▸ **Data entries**
--- --- ---

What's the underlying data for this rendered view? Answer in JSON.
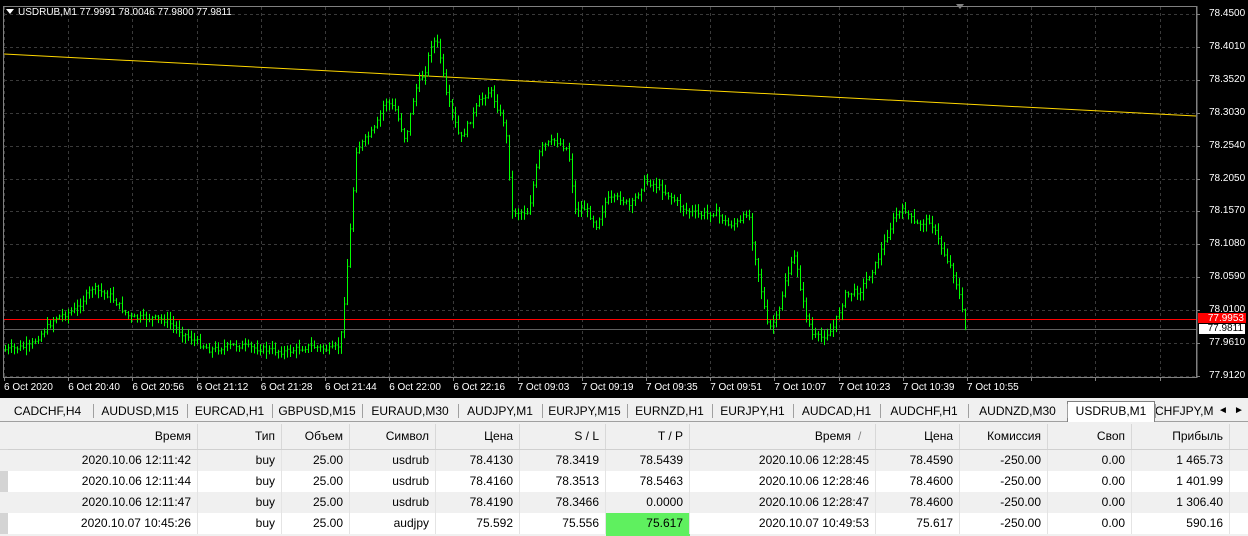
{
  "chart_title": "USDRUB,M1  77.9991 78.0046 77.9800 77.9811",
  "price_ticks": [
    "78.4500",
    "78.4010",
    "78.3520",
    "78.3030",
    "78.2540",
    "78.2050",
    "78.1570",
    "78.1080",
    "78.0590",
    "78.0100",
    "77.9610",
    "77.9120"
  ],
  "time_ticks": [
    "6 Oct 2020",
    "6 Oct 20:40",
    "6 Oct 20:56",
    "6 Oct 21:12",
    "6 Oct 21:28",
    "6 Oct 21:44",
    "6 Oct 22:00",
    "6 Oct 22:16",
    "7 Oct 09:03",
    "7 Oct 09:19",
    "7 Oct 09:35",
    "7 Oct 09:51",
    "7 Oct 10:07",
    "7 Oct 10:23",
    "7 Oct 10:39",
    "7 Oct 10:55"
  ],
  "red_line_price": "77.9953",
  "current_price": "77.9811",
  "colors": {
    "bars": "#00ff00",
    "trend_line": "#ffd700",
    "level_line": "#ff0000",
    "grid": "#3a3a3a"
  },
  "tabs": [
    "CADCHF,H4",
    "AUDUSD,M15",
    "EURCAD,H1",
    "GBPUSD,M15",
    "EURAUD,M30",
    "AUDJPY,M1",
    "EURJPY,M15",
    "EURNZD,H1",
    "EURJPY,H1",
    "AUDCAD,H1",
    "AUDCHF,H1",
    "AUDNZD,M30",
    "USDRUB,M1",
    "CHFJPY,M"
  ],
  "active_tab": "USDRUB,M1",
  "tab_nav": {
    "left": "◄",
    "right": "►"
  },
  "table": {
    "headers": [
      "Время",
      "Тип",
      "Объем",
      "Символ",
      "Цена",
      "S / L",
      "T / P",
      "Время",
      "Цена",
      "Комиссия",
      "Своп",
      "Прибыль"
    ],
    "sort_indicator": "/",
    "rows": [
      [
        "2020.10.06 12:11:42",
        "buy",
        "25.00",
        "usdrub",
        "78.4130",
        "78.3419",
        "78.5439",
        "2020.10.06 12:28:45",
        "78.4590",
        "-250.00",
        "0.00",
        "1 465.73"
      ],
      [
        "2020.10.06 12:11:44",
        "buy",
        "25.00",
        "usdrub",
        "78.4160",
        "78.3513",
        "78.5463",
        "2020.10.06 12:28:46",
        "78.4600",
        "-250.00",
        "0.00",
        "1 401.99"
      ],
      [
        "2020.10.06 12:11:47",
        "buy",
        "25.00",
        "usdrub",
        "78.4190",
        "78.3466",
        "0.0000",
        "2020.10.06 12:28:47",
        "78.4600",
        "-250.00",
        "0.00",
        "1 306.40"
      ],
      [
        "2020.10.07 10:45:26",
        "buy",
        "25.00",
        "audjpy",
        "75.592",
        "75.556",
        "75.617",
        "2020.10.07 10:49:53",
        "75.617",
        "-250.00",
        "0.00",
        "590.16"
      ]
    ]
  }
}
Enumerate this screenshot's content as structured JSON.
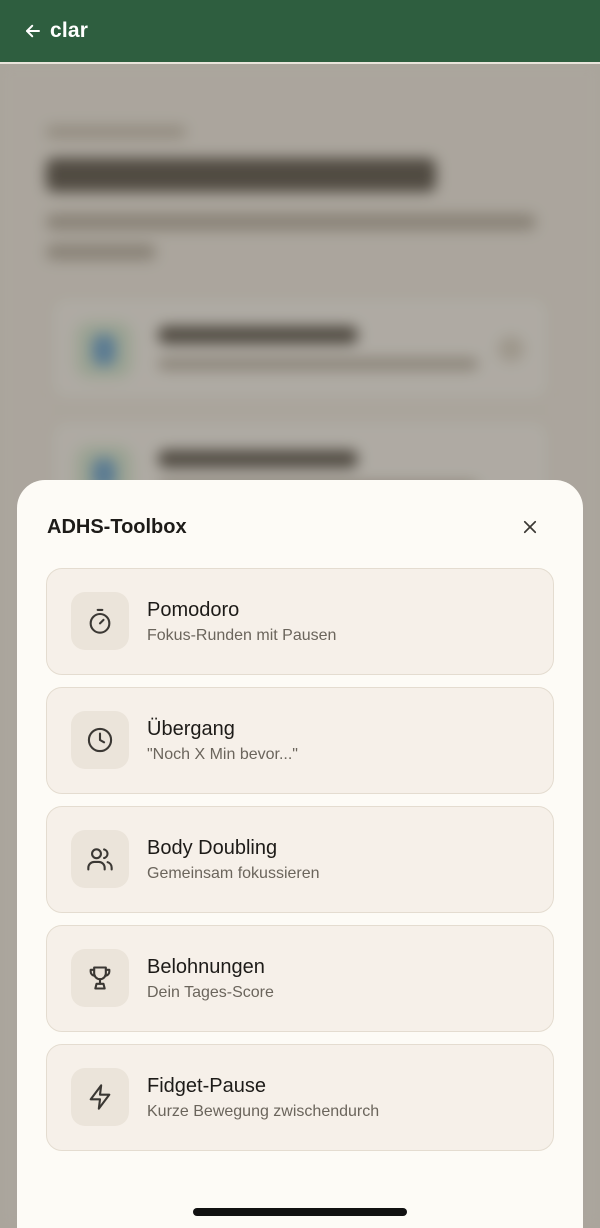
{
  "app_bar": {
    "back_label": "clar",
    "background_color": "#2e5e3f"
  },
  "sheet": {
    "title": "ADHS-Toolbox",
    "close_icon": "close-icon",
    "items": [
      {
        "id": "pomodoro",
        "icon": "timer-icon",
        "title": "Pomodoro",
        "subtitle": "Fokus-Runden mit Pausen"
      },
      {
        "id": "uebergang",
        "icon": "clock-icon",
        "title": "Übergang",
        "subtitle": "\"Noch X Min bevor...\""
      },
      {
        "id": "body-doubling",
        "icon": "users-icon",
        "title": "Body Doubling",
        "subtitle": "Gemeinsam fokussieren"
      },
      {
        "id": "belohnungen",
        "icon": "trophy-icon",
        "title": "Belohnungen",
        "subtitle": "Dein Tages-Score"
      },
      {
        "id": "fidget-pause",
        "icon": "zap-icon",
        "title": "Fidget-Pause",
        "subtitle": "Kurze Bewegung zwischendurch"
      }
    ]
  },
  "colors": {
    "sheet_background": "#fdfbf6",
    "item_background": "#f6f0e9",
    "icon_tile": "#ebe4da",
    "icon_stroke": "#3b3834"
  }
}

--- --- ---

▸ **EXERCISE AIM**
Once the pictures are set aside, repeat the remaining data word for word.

▸ **THE COMPLETED TASK**
What's the underlying data for this rendered view? Answer in JSON.
{
  "chart_title": "USDRUB,M1  77.9991 78.0046 77.9800 77.9811",
  "price_ticks": [
    "78.4500",
    "78.4010",
    "78.3520",
    "78.3030",
    "78.2540",
    "78.2050",
    "78.1570",
    "78.1080",
    "78.0590",
    "78.0100",
    "77.9610",
    "77.9120"
  ],
  "time_ticks": [
    "6 Oct 2020",
    "6 Oct 20:40",
    "6 Oct 20:56",
    "6 Oct 21:12",
    "6 Oct 21:28",
    "6 Oct 21:44",
    "6 Oct 22:00",
    "6 Oct 22:16",
    "7 Oct 09:03",
    "7 Oct 09:19",
    "7 Oct 09:35",
    "7 Oct 09:51",
    "7 Oct 10:07",
    "7 Oct 10:23",
    "7 Oct 10:39",
    "7 Oct 10:55"
  ],
  "red_line_price": "77.9953",
  "current_price": "77.9811",
  "colors": {
    "bars": "#00ff00",
    "trend_line": "#ffd700",
    "level_line": "#ff0000",
    "grid": "#3a3a3a"
  },
  "tabs": [
    "CADCHF,H4",
    "AUDUSD,M15",
    "EURCAD,H1",
    "GBPUSD,M15",
    "EURAUD,M30",
    "AUDJPY,M1",
    "EURJPY,M15",
    "EURNZD,H1",
    "EURJPY,H1",
    "AUDCAD,H1",
    "AUDCHF,H1",
    "AUDNZD,M30",
    "USDRUB,M1",
    "CHFJPY,M"
  ],
  "active_tab": "USDRUB,M1",
  "tab_nav": {
    "left": "◄",
    "right": "►"
  },
  "table": {
    "headers": [
      "Время",
      "Тип",
      "Объем",
      "Символ",
      "Цена",
      "S / L",
      "T / P",
      "Время",
      "Цена",
      "Комиссия",
      "Своп",
      "Прибыль"
    ],
    "sort_indicator": "/",
    "rows": [
      [
        "2020.10.06 12:11:42",
        "buy",
        "25.00",
        "usdrub",
        "78.4130",
        "78.3419",
        "78.5439",
        "2020.10.06 12:28:45",
        "78.4590",
        "-250.00",
        "0.00",
        "1 465.73"
      ],
      [
        "2020.10.06 12:11:44",
        "buy",
        "25.00",
        "usdrub",
        "78.4160",
        "78.3513",
        "78.5463",
        "2020.10.06 12:28:46",
        "78.4600",
        "-250.00",
        "0.00",
        "1 401.99"
      ],
      [
        "2020.10.06 12:11:47",
        "buy",
        "25.00",
        "usdrub",
        "78.4190",
        "78.3466",
        "0.0000",
        "2020.10.06 12:28:47",
        "78.4600",
        "-250.00",
        "0.00",
        "1 306.40"
      ],
      [
        "2020.10.07 10:45:26",
        "buy",
        "25.00",
        "audjpy",
        "75.592",
        "75.556",
        "75.617",
        "2020.10.07 10:49:53",
        "75.617",
        "-250.00",
        "0.00",
        "590.16"
      ]
    ]
  }
}
Enumerate this screenshot's content as structured JSON.
{
  "app_bar": {
    "back_label": "clar",
    "background_color": "#2e5e3f"
  },
  "sheet": {
    "title": "ADHS-Toolbox",
    "close_icon": "close-icon",
    "items": [
      {
        "id": "pomodoro",
        "icon": "timer-icon",
        "title": "Pomodoro",
        "subtitle": "Fokus-Runden mit Pausen"
      },
      {
        "id": "uebergang",
        "icon": "clock-icon",
        "title": "Übergang",
        "subtitle": "\"Noch X Min bevor...\""
      },
      {
        "id": "body-doubling",
        "icon": "users-icon",
        "title": "Body Doubling",
        "subtitle": "Gemeinsam fokussieren"
      },
      {
        "id": "belohnungen",
        "icon": "trophy-icon",
        "title": "Belohnungen",
        "subtitle": "Dein Tages-Score"
      },
      {
        "id": "fidget-pause",
        "icon": "zap-icon",
        "title": "Fidget-Pause",
        "subtitle": "Kurze Bewegung zwischendurch"
      }
    ]
  },
  "colors": {
    "sheet_background": "#fdfbf6",
    "item_background": "#f6f0e9",
    "icon_tile": "#ebe4da",
    "icon_stroke": "#3b3834"
  }
}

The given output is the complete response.